## Task
Repeat every line that appears below, with nothing altered.

** Opening Recorded data block **

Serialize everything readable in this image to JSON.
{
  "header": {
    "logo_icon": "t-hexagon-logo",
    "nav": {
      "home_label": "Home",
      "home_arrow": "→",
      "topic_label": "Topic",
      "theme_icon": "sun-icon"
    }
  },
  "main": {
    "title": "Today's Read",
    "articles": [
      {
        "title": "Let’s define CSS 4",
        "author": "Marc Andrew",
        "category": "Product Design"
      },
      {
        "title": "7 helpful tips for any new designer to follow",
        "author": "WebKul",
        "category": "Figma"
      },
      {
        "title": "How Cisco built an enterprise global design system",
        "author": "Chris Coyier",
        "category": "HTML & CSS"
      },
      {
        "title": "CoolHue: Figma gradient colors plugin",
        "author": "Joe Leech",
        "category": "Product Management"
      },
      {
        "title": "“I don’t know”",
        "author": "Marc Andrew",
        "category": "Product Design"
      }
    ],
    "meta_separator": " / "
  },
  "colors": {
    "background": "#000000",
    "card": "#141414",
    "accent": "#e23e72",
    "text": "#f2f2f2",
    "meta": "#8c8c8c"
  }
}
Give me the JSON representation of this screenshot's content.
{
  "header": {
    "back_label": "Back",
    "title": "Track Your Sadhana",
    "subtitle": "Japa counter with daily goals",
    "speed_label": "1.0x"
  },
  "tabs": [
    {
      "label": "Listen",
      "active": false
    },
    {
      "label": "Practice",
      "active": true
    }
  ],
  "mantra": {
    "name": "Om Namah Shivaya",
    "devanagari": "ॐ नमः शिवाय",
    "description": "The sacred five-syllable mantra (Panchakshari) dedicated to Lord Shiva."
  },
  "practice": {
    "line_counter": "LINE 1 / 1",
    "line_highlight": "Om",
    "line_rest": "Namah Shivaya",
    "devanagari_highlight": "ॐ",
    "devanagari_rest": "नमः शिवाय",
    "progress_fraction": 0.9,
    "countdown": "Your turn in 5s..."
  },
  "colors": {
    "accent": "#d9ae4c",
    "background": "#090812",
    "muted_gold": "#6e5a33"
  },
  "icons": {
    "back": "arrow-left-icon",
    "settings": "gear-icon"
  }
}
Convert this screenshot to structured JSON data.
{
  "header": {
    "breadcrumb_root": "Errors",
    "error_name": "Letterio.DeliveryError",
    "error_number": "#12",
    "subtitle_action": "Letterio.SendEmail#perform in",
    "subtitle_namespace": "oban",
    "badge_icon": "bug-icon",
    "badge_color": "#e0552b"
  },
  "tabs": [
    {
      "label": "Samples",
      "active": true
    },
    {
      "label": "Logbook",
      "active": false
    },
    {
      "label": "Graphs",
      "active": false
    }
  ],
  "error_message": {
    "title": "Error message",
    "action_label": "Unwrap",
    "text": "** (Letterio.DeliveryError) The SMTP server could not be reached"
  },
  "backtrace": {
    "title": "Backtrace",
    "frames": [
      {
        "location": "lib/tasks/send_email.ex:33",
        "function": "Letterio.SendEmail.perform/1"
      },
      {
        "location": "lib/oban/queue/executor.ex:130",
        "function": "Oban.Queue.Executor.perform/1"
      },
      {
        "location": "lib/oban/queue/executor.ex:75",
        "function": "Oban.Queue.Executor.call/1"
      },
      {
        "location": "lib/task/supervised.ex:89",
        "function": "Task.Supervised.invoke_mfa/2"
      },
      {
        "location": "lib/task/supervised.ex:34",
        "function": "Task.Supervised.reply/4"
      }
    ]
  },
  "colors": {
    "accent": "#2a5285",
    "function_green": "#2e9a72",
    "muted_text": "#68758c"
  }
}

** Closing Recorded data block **

## Output of the task
Serialize everything readable in this image to JSON.
{
  "header": {
    "logo_icon": "t-hexagon-logo",
    "nav": {
      "home_label": "Home",
      "home_arrow": "→",
      "topic_label": "Topic",
      "theme_icon": "sun-icon"
    }
  },
  "main": {
    "title": "Today's Read",
    "articles": [
      {
        "title": "Let’s define CSS 4",
        "author": "Marc Andrew",
        "category": "Product Design"
      },
      {
        "title": "7 helpful tips for any new designer to follow",
        "author": "WebKul",
        "category": "Figma"
      },
      {
        "title": "How Cisco built an enterprise global design system",
        "author": "Chris Coyier",
        "category": "HTML & CSS"
      },
      {
        "title": "CoolHue: Figma gradient colors plugin",
        "author": "Joe Leech",
        "category": "Product Management"
      },
      {
        "title": "“I don’t know”",
        "author": "Marc Andrew",
        "category": "Product Design"
      }
    ],
    "meta_separator": " / "
  },
  "colors": {
    "background": "#000000",
    "card": "#141414",
    "accent": "#e23e72",
    "text": "#f2f2f2",
    "meta": "#8c8c8c"
  }
}
Give me the JSON representation of this screenshot's content.
{
  "header": {
    "back_label": "Back",
    "title": "Track Your Sadhana",
    "subtitle": "Japa counter with daily goals",
    "speed_label": "1.0x"
  },
  "tabs": [
    {
      "label": "Listen",
      "active": false
    },
    {
      "label": "Practice",
      "active": true
    }
  ],
  "mantra": {
    "name": "Om Namah Shivaya",
    "devanagari": "ॐ नमः शिवाय",
    "description": "The sacred five-syllable mantra (Panchakshari) dedicated to Lord Shiva."
  },
  "practice": {
    "line_counter": "LINE 1 / 1",
    "line_highlight": "Om",
    "line_rest": "Namah Shivaya",
    "devanagari_highlight": "ॐ",
    "devanagari_rest": "नमः शिवाय",
    "progress_fraction": 0.9,
    "countdown": "Your turn in 5s..."
  },
  "colors": {
    "accent": "#d9ae4c",
    "background": "#090812",
    "muted_gold": "#6e5a33"
  },
  "icons": {
    "back": "arrow-left-icon",
    "settings": "gear-icon"
  }
}
Convert this screenshot to structured JSON data.
{
  "header": {
    "breadcrumb_root": "Errors",
    "error_name": "Letterio.DeliveryError",
    "error_number": "#12",
    "subtitle_action": "Letterio.SendEmail#perform in",
    "subtitle_namespace": "oban",
    "badge_icon": "bug-icon",
    "badge_color": "#e0552b"
  },
  "tabs": [
    {
      "label": "Samples",
      "active": true
    },
    {
      "label": "Logbook",
      "active": false
    },
    {
      "label": "Graphs",
      "active": false
    }
  ],
  "error_message": {
    "title": "Error message",
    "action_label": "Unwrap",
    "text": "** (Letterio.DeliveryError) The SMTP server could not be reached"
  },
  "backtrace": {
    "title": "Backtrace",
    "frames": [
      {
        "location": "lib/tasks/send_email.ex:33",
        "function": "Letterio.SendEmail.perform/1"
      },
      {
        "location": "lib/oban/queue/executor.ex:130",
        "function": "Oban.Queue.Executor.perform/1"
      },
      {
        "location": "lib/oban/queue/executor.ex:75",
        "function": "Oban.Queue.Executor.call/1"
      },
      {
        "location": "lib/task/supervised.ex:89",
        "function": "Task.Supervised.invoke_mfa/2"
      },
      {
        "location": "lib/task/supervised.ex:34",
        "function": "Task.Supervised.reply/4"
      }
    ]
  },
  "colors": {
    "accent": "#2a5285",
    "function_green": "#2e9a72",
    "muted_text": "#68758c"
  }
}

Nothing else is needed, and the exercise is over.